DTS AutoStage “is one of these market plays that is trying to deliver what consumers are asking for,” Koenig said. “Consumers endorse options and abhor complexity. So a platform or system to allow them to partake in a variety radio and audio streams across their interest areas will resonate.”
Supply chain issues and computer chip shortages were topics of conversation at CES, Koenig said, but much of the focus was on artificial intelligence, including how it can learn the behaviors of consumers across the audio ecosystem. He said companies are leveraging AI in more applications and every economic sector, from manufacturing to entertainment.
“AI is getting better so it can do more things. There are a lot of flavors of AI for consumers across different devices, from smart speakers and your phone to your new car. AI will learn behavior and knows what a person likes to listen to and it gets to a point where it is predictive. AI can learn patterns and help tech goods anticipate what the consumer expects.”
Autonomous automobiles open up a new world for media entertainment and productivity, Koenig said. The extension of that is the range of opportunities via screens through internet connectivity in the car cabin.
“When you consider how these technologies will allow consumers access to entertainment and content via the cloud, things will really start to get interesting,” he said. “Cloud computing and online gaming [in the car] will also be possible.”
CTA believes consumers maintain their appetite for new technology thanks in part to the “season of the pandemic,” Koenig said.
“We have seen historically high demand for consumer technology the past two years. By spending more time at home and needing to bolster work productivity, school and education and entertainment, consumers are leveling up their tec — smart home devices and smart phones. Smart doorbells. You can also include services like connected fitness and online ordering for groceries and even telemedicine. The level of adoption of new technology by households has been at an all-time high.”

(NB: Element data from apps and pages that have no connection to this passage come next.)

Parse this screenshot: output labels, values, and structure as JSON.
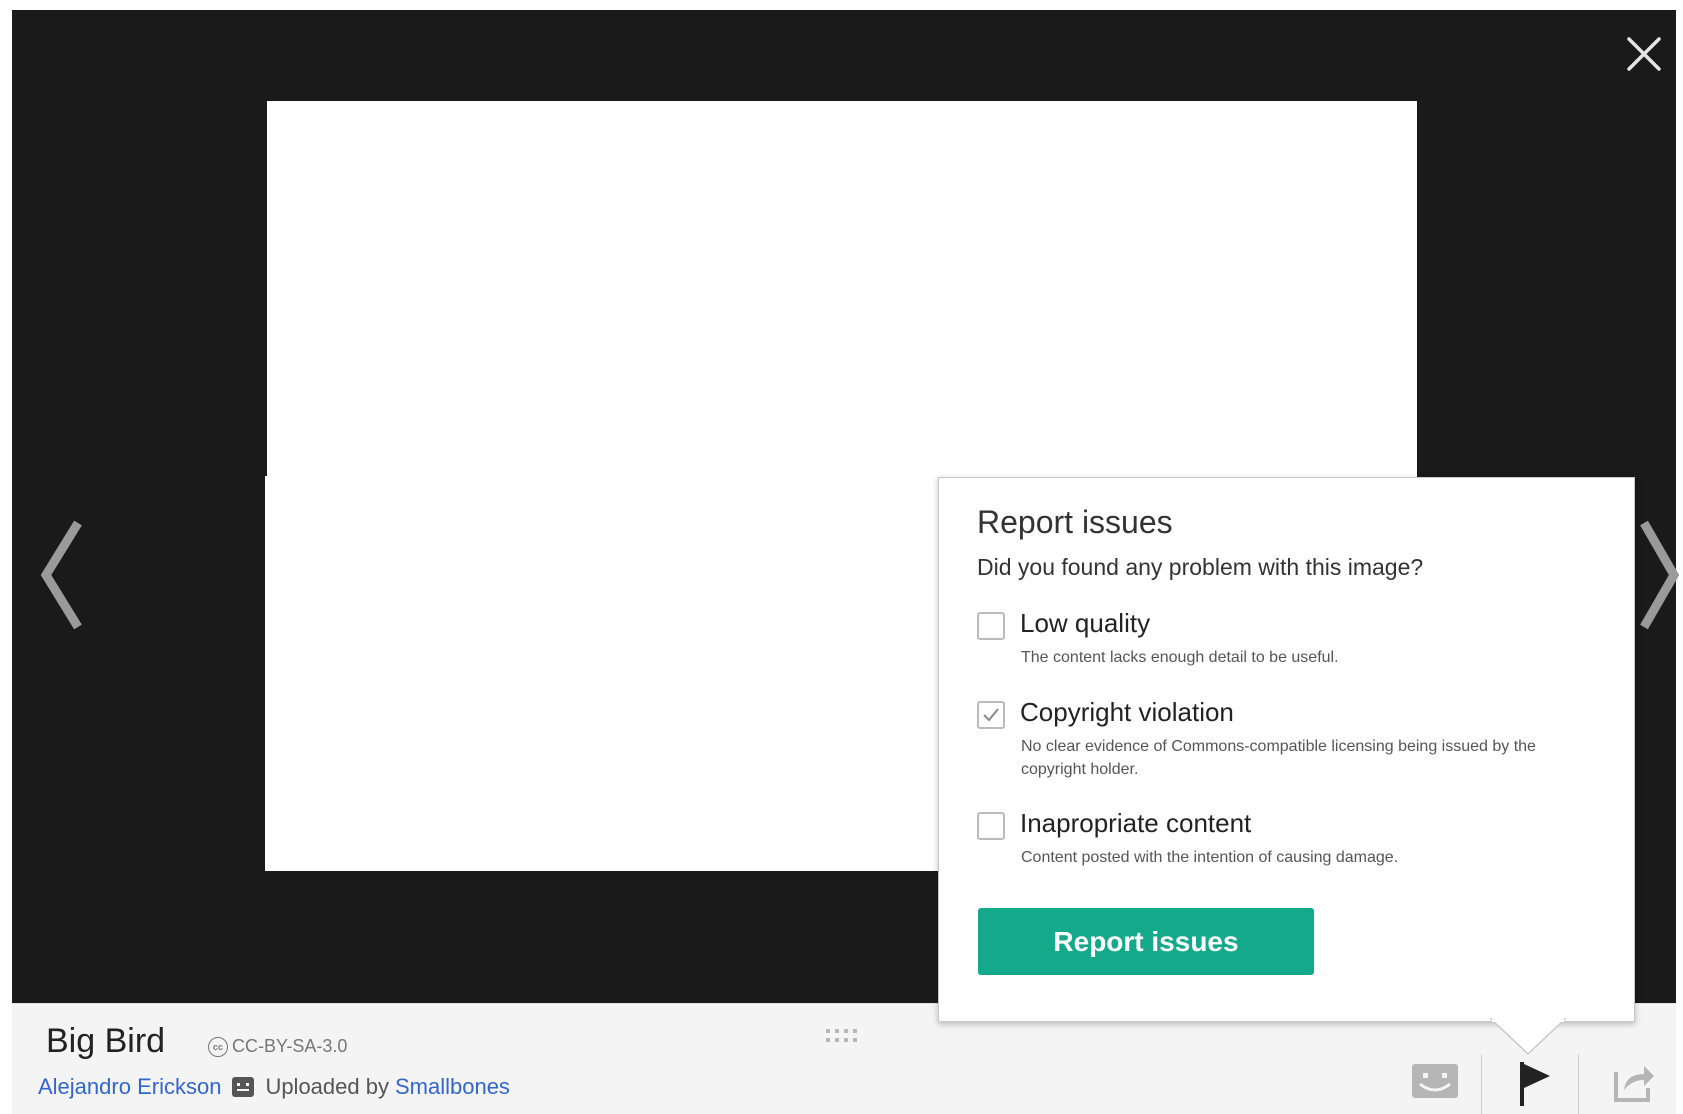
{
  "viewer": {
    "close_icon": "close-icon",
    "prev_icon": "chevron-left-icon",
    "next_icon": "chevron-right-icon"
  },
  "footer": {
    "title": "Big Bird",
    "license": "CC-BY-SA-3.0",
    "author": "Alejandro Erickson",
    "uploaded_prefix": "Uploaded by",
    "uploader": "Smallbones"
  },
  "toolbar": {
    "icons": [
      "face-icon",
      "flag-icon",
      "share-icon"
    ]
  },
  "report_popup": {
    "title": "Report issues",
    "question": "Did you found any problem with this image?",
    "options": [
      {
        "label": "Low quality",
        "description": "The content lacks enough detail to be useful.",
        "checked": false
      },
      {
        "label": "Copyright violation",
        "description": "No clear evidence of Commons-compatible licensing being issued by the copyright holder.",
        "checked": true
      },
      {
        "label": "Inapropriate content",
        "description": "Content posted with the intention of causing damage.",
        "checked": false
      }
    ],
    "submit_label": "Report issues",
    "accent_color": "#14a98b"
  }
}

Koenig projects that consumer spending on hardware, software and services in the United States will reach $505 billion, a 2.8% growth over 2021.
“Once consumers get a taste for these things, they tend to spend more on them. Why? Because it is delivering value and convenience and making life better.”
And then there’s the metaverse.
“The metaverse isn’t something we build and then we have it,” Koenig said. “To me it’s the next generation of the internet, with enhanced connectivity that will deliver increasingly immersive digital experiences through virtual reality. And these next-generation experiences will over time become inextricably linked to our physical reality.”